New Study Finds the Key to a Meaningful Life: Be the Hero in Your Own Story
An expert explains why.
What is the key to living a meaningful life? Researchers claim to have discovered the answer to the age-old question, and you might be surprised by what it is. Here's a hint: Some of your favorite characters from television shows, movies, and books have already taught you the lesson.
According to a new review of studies published in the Journal of Personality and Social Psychology, seeing your story as a "Hero's Journey" will make your life more meaningful.
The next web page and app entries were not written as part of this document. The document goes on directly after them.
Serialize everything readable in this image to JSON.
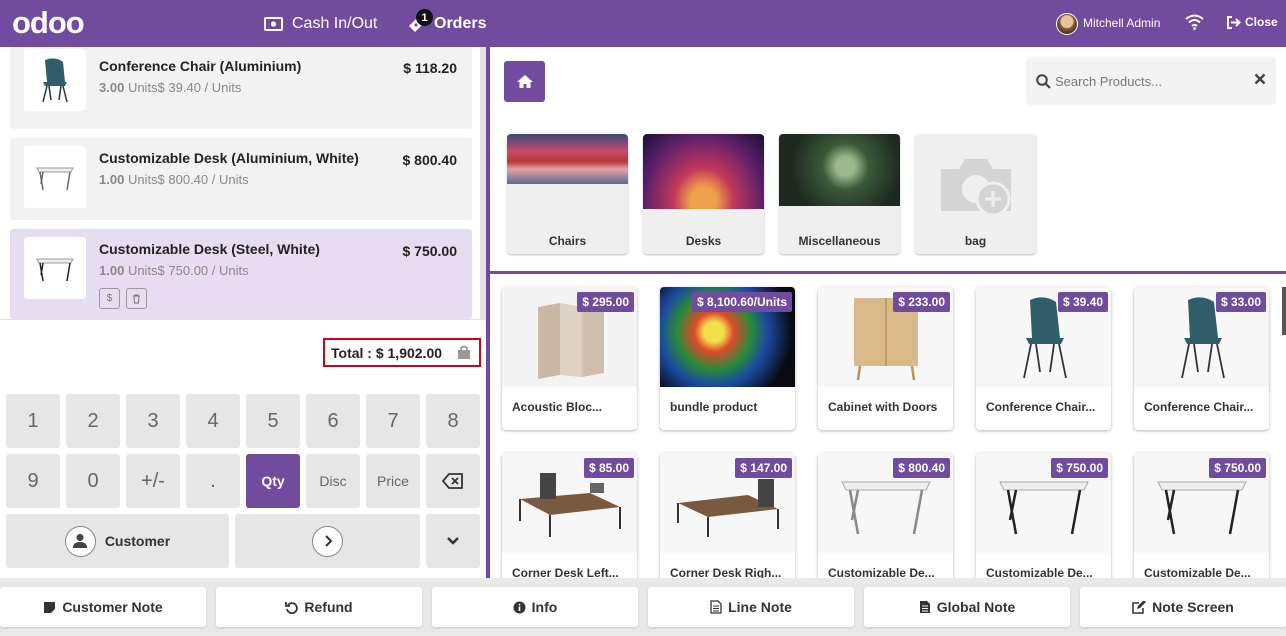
{
  "topbar": {
    "logo": "odoo",
    "cash_label": "Cash In/Out",
    "orders_label": "Orders",
    "orders_count": "1",
    "user_name": "Mitchell Admin",
    "close_label": "Close"
  },
  "orderlines": [
    {
      "name": "Conference Chair (Aluminium)",
      "price": "$ 118.20",
      "qty": "3.00",
      "unit_detail": "Units$ 39.40 / Units"
    },
    {
      "name": "Customizable Desk (Aluminium, White)",
      "price": "$ 800.40",
      "qty": "1.00",
      "unit_detail": "Units$ 800.40 / Units"
    },
    {
      "name": "Customizable Desk (Steel, White)",
      "price": "$ 750.00",
      "qty": "1.00",
      "unit_detail": "Units$ 750.00 / Units"
    }
  ],
  "total": "Total : $ 1,902.00",
  "numpad": {
    "row1": [
      "1",
      "2",
      "3",
      "4",
      "5",
      "6",
      "7",
      "8"
    ],
    "row2": [
      "9",
      "0",
      "+/-",
      ".",
      "Qty",
      "Disc",
      "Price"
    ],
    "customer_label": "Customer"
  },
  "search": {
    "placeholder": "Search Products..."
  },
  "categories": [
    {
      "label": "Chairs"
    },
    {
      "label": "Desks"
    },
    {
      "label": "Miscellaneous"
    },
    {
      "label": "bag"
    }
  ],
  "products": [
    {
      "name": "Acoustic Bloc...",
      "price": "$ 295.00"
    },
    {
      "name": "bundle product",
      "price": "$ 8,100.60/Units"
    },
    {
      "name": "Cabinet with Doors",
      "price": "$ 233.00"
    },
    {
      "name": "Conference Chair...",
      "price": "$ 39.40"
    },
    {
      "name": "Conference Chair...",
      "price": "$ 33.00"
    },
    {
      "name": "Corner Desk Left...",
      "price": "$ 85.00"
    },
    {
      "name": "Corner Desk Righ...",
      "price": "$ 147.00"
    },
    {
      "name": "Customizable De...",
      "price": "$ 800.40"
    },
    {
      "name": "Customizable De...",
      "price": "$ 750.00"
    },
    {
      "name": "Customizable De...",
      "price": "$ 750.00"
    }
  ],
  "bottom": {
    "customer_note": "Customer Note",
    "refund": "Refund",
    "info": "Info",
    "line_note": "Line Note",
    "global_note": "Global Note",
    "note_screen": "Note Screen"
  },
  "colors": {
    "accent": "#714b9e",
    "total_border": "#d0021b"
  }
}
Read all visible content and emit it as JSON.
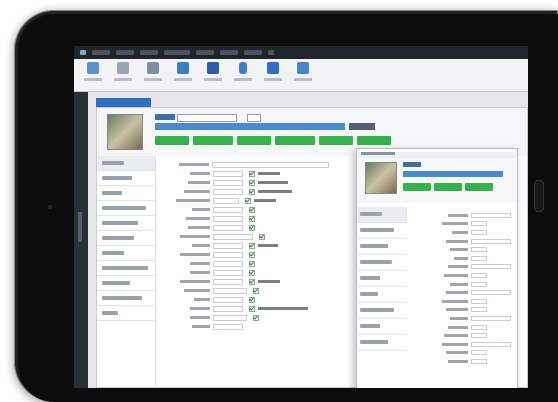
{
  "device": {
    "type": "tablet"
  },
  "window": {
    "title": ""
  },
  "menubar": {
    "items": [
      "",
      "",
      "",
      "",
      "",
      "",
      "",
      ""
    ]
  },
  "ribbon": {
    "buttons": [
      {
        "icon": "brush-icon",
        "label": ""
      },
      {
        "icon": "document-icon",
        "label": ""
      },
      {
        "icon": "table-icon",
        "label": ""
      },
      {
        "icon": "chart-icon",
        "label": ""
      },
      {
        "icon": "font-icon",
        "label": ""
      },
      {
        "icon": "bottle-icon",
        "label": ""
      },
      {
        "icon": "export-icon",
        "label": ""
      },
      {
        "icon": "save-icon",
        "label": ""
      }
    ]
  },
  "side_strip": {
    "label": ""
  },
  "tab": {
    "label": ""
  },
  "record": {
    "code": "",
    "title": "",
    "title_suffix": "",
    "actions": [
      "",
      "",
      "",
      "",
      "",
      ""
    ]
  },
  "sidebar": {
    "items": [
      "",
      "",
      "",
      "",
      "",
      "",
      "",
      "",
      "",
      "",
      ""
    ]
  },
  "form": {
    "fields": [
      {
        "label": "",
        "value": "",
        "checkbox": ""
      },
      {
        "label": "",
        "value": "",
        "checkbox": ""
      },
      {
        "label": "",
        "value": "",
        "checkbox": ""
      },
      {
        "label": "",
        "value": "",
        "checkbox": ""
      },
      {
        "label": "",
        "value": "",
        "checkbox": ""
      },
      {
        "label": "",
        "value": "",
        "checkbox": ""
      },
      {
        "label": "",
        "value": "",
        "checkbox": ""
      },
      {
        "label": "",
        "value": "",
        "checkbox": ""
      },
      {
        "label": "",
        "value": "",
        "checkbox": ""
      },
      {
        "label": "",
        "value": "",
        "checkbox": ""
      },
      {
        "label": "",
        "value": "",
        "checkbox": ""
      },
      {
        "label": "",
        "value": "",
        "checkbox": ""
      },
      {
        "label": "",
        "value": "",
        "checkbox": ""
      },
      {
        "label": "",
        "value": "",
        "checkbox": ""
      },
      {
        "label": "",
        "value": "",
        "checkbox": ""
      },
      {
        "label": "",
        "value": "",
        "checkbox": ""
      },
      {
        "label": "",
        "value": "",
        "checkbox": ""
      },
      {
        "label": "",
        "value": "",
        "checkbox": ""
      },
      {
        "label": "",
        "value": "",
        "checkbox": ""
      }
    ],
    "section_title": ""
  },
  "dialog": {
    "title": "",
    "code": "",
    "record_title": "",
    "actions": [
      "",
      "",
      ""
    ],
    "sidebar_items": [
      "",
      "",
      "",
      "",
      "",
      "",
      "",
      "",
      ""
    ],
    "fields": [
      {
        "label": "",
        "value": ""
      },
      {
        "label": "",
        "value": ""
      },
      {
        "label": "",
        "value": ""
      },
      {
        "label": "",
        "value": ""
      },
      {
        "label": "",
        "value": ""
      },
      {
        "label": "",
        "value": ""
      },
      {
        "label": "",
        "value": ""
      },
      {
        "label": "",
        "value": ""
      },
      {
        "label": "",
        "value": ""
      },
      {
        "label": "",
        "value": ""
      },
      {
        "label": "",
        "value": ""
      },
      {
        "label": "",
        "value": ""
      },
      {
        "label": "",
        "value": ""
      },
      {
        "label": "",
        "value": ""
      },
      {
        "label": "",
        "value": ""
      },
      {
        "label": "",
        "value": ""
      },
      {
        "label": "",
        "value": ""
      },
      {
        "label": "",
        "value": ""
      }
    ]
  },
  "colors": {
    "accent": "#2f6fc4",
    "action": "#35b24a",
    "menubar": "#20252c"
  }
}
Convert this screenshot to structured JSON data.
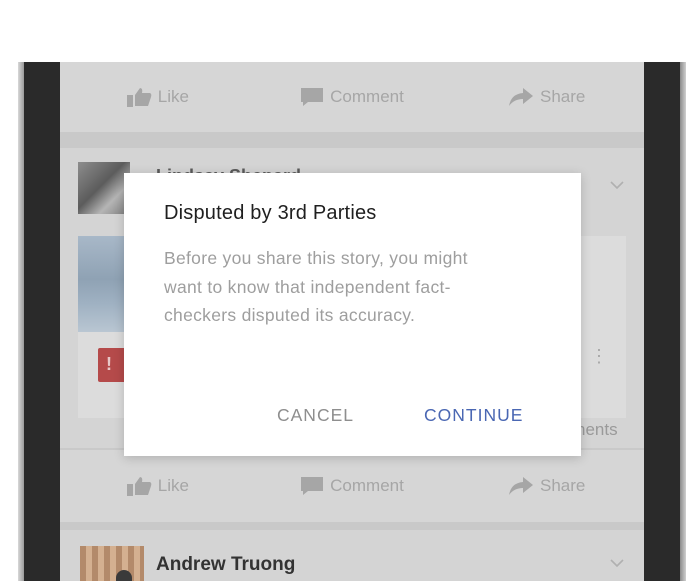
{
  "feed": {
    "actions": {
      "like": "Like",
      "comment": "Comment",
      "share": "Share"
    },
    "post": {
      "author": "Lindsay Shepard",
      "comments_text": "nents"
    },
    "next_post": {
      "author": "Andrew Truong"
    }
  },
  "dialog": {
    "title": "Disputed by 3rd Parties",
    "body": "Before you share this story, you might want to know that independent fact-checkers disputed its accuracy.",
    "cancel_label": "CANCEL",
    "continue_label": "CONTINUE"
  },
  "icons": {
    "like": "thumbs-up-icon",
    "comment": "comment-bubble-icon",
    "share": "share-arrow-icon",
    "warning": "warning-triangle-icon",
    "chevron": "chevron-down-icon"
  },
  "colors": {
    "accent": "#4a67b3",
    "dialog_bg": "#ffffff",
    "overlay": "#c9c9c9",
    "title_text": "#1f1f1f",
    "body_text": "#9e9e9e"
  }
}
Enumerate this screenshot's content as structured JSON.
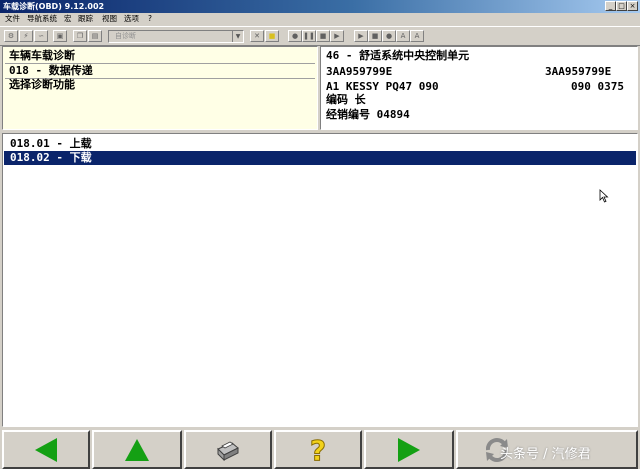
{
  "window": {
    "title": "车载诊断(OBD) 9.12.002",
    "controls": [
      "_",
      "□",
      "×"
    ]
  },
  "menu": [
    "文件",
    "导航系统",
    "宏",
    "跟踪",
    "视图",
    "选项",
    "?"
  ],
  "toolbar": {
    "combo_value": "自诊断"
  },
  "left_panel": {
    "line1": "车辆车载诊断",
    "line2": "018 - 数据传递",
    "line3": "选择诊断功能"
  },
  "right_panel": {
    "title": "46 - 舒适系统中央控制单元",
    "part_left": "3AA959799E",
    "part_right": "3AA959799E",
    "component_left": "A1 KESSY PQ47  090",
    "component_right": "090  0375",
    "code": "编码 长",
    "dealer": "经销编号 04894"
  },
  "list": [
    {
      "label": "018.01 - 上载",
      "selected": false
    },
    {
      "label": "018.02 - 下载",
      "selected": true
    }
  ],
  "bottom_buttons": [
    {
      "icon": "arrow-left-icon"
    },
    {
      "icon": "arrow-up-icon"
    },
    {
      "icon": "printer-icon"
    },
    {
      "icon": "help-icon"
    },
    {
      "icon": "arrow-right-icon"
    },
    {
      "icon": "refresh-icon"
    }
  ],
  "watermark": "头条号 / 汽修君",
  "colors": {
    "selection": "#0a246a",
    "arrow_green": "#14a014",
    "help_yellow": "#f2d21a",
    "panel_yellow": "#ffffe6"
  }
}
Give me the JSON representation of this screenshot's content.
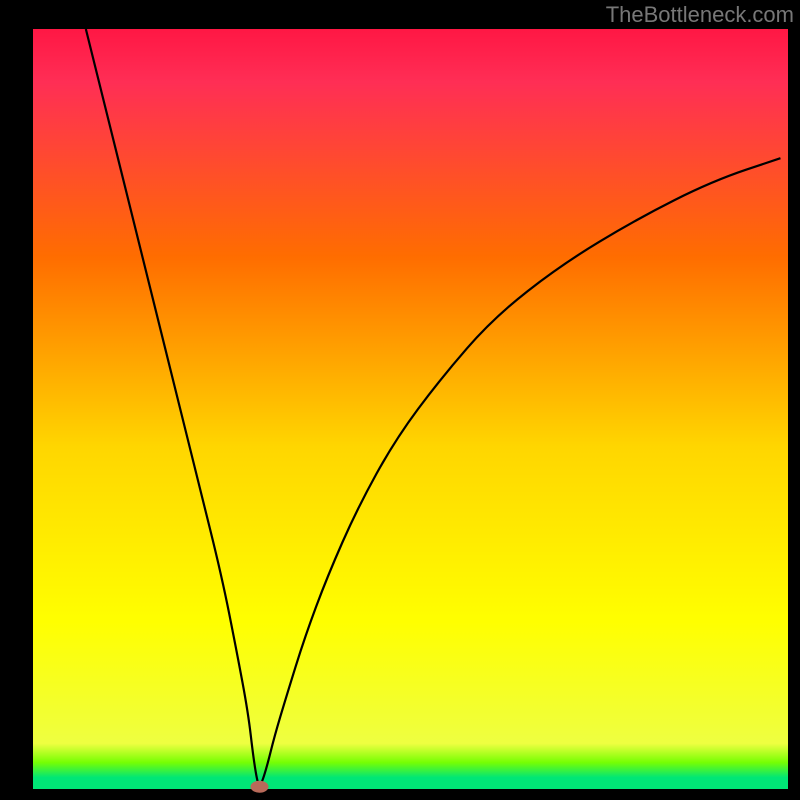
{
  "header": {
    "watermark": "TheBottleneck.com"
  },
  "chart_data": {
    "type": "line",
    "title": "",
    "xlabel": "",
    "ylabel": "",
    "xlim": [
      0,
      100
    ],
    "ylim": [
      0,
      100
    ],
    "background": {
      "type": "vertical-gradient",
      "top_color": "#ff1744",
      "mid_upper_color": "#ff6d00",
      "mid_color": "#ffd600",
      "mid_lower_color": "#ffff00",
      "bottom_thin": "#76ff03",
      "bottom_color": "#00e676"
    },
    "series": [
      {
        "name": "bottleneck-curve",
        "color": "#000000",
        "stroke_width": 2.2,
        "x": [
          7,
          10,
          13,
          16,
          19,
          22,
          25,
          27,
          28.5,
          29.2,
          29.8,
          30.2,
          31,
          32,
          33.5,
          36,
          39,
          43,
          48,
          54,
          61,
          70,
          80,
          90,
          99
        ],
        "y": [
          100,
          88,
          76,
          64,
          52,
          40,
          28,
          18,
          10,
          4,
          0.5,
          0.5,
          3,
          7,
          12,
          20,
          28,
          37,
          46,
          54,
          62,
          69,
          75,
          80,
          83
        ]
      }
    ],
    "marker": {
      "name": "min-point",
      "x": 30,
      "y": 0.3,
      "color": "#b86a5a",
      "rx": 9,
      "ry": 6
    },
    "frame": {
      "color": "#000000",
      "left_width": 33,
      "right_width": 12,
      "top_width": 29,
      "bottom_width": 11
    }
  }
}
According to the researchers, who analyzed eight separate studies, the story told in books and movies like Beowulf and Harry Potter should be aspirational for everyone and that "enduring cultural narratives like the Hero's Journey both reflect meaningful lives and can help to create them." When people begin to view themselves as heroes, they experience less depression and gain better coping skills.
Paul Hokemeyer, Ph.D., author of Fragile Power: Why Having It All Is Never Enough, explains one of the fundamental goals of psychotherapists is to "help clients find peace of mind and a sense of place in what is too often a chaotic, unfair and uncertain world." First, they must restructure their narrative and, yes, learn how to see themselves in a more heroic aspect by providing them with the time, space, and structure to "create a cohesive narrative around what has been perceived by their central nervous system as a fractured and traumatic set of random events."
"Through this process, the therapeutic relationship becomes healing in that it gives human beings who have experienced pain, be that pain emotional, physical, or spiritual, an opportunity to tell the story of their life in the presence of another human being who bears witness to their journey," Dr. Hokemeyer continues.
While it might sound poetic and a bit airy fairy to some, he maintains that there is a lot of solid scientific data to support both the process and outcomes of narrating our lives in the healing process.
"In this regard we look to the science of neuroplasticity," he continues, explaining that it is the "dynamic process through which our brain adapts and rearranges life events in a more organized and structured way."
"In so doing, challenges, disappointments and even traumatic experiences lose their destructiveness and are converted to hardy scaffolding upon which we can appreciate our agency, resilience and grit," he says. And become our own heroes.